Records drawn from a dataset

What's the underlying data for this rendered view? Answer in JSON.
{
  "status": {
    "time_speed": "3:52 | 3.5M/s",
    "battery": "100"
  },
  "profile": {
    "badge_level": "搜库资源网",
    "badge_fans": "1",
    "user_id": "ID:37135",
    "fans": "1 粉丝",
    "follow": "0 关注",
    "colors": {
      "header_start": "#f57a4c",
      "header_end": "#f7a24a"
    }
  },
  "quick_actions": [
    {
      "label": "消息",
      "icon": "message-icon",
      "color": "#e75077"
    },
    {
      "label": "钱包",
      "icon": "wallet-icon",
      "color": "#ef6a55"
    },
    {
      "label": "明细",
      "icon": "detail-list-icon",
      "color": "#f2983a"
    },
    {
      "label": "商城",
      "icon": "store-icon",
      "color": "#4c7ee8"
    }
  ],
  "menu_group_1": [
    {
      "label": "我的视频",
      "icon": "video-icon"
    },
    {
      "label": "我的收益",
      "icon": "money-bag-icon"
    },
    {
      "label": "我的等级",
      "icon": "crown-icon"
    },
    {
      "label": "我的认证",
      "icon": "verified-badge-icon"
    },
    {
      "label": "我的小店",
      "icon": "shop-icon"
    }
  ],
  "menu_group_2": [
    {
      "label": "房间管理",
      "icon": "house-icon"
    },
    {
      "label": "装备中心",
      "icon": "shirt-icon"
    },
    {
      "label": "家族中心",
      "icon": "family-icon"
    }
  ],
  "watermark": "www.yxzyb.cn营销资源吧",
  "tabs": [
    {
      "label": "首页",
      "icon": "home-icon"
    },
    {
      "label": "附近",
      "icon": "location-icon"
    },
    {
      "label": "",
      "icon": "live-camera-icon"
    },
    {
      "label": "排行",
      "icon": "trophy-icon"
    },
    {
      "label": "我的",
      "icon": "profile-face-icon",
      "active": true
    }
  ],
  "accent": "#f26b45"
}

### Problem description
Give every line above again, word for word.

### Written response
What's the underlying data for this rendered view? Answer in JSON.
{
  "status": {
    "time_speed": "3:52 | 3.5M/s",
    "battery": "100"
  },
  "profile": {
    "badge_level": "搜库资源网",
    "badge_fans": "1",
    "user_id": "ID:37135",
    "fans": "1 粉丝",
    "follow": "0 关注",
    "colors": {
      "header_start": "#f57a4c",
      "header_end": "#f7a24a"
    }
  },
  "quick_actions": [
    {
      "label": "消息",
      "icon": "message-icon",
      "color": "#e75077"
    },
    {
      "label": "钱包",
      "icon": "wallet-icon",
      "color": "#ef6a55"
    },
    {
      "label": "明细",
      "icon": "detail-list-icon",
      "color": "#f2983a"
    },
    {
      "label": "商城",
      "icon": "store-icon",
      "color": "#4c7ee8"
    }
  ],
  "menu_group_1": [
    {
      "label": "我的视频",
      "icon": "video-icon"
    },
    {
      "label": "我的收益",
      "icon": "money-bag-icon"
    },
    {
      "label": "我的等级",
      "icon": "crown-icon"
    },
    {
      "label": "我的认证",
      "icon": "verified-badge-icon"
    },
    {
      "label": "我的小店",
      "icon": "shop-icon"
    }
  ],
  "menu_group_2": [
    {
      "label": "房间管理",
      "icon": "house-icon"
    },
    {
      "label": "装备中心",
      "icon": "shirt-icon"
    },
    {
      "label": "家族中心",
      "icon": "family-icon"
    }
  ],
  "watermark": "www.yxzyb.cn营销资源吧",
  "tabs": [
    {
      "label": "首页",
      "icon": "home-icon"
    },
    {
      "label": "附近",
      "icon": "location-icon"
    },
    {
      "label": "",
      "icon": "live-camera-icon"
    },
    {
      "label": "排行",
      "icon": "trophy-icon"
    },
    {
      "label": "我的",
      "icon": "profile-face-icon",
      "active": true
    }
  ],
  "accent": "#f26b45"
}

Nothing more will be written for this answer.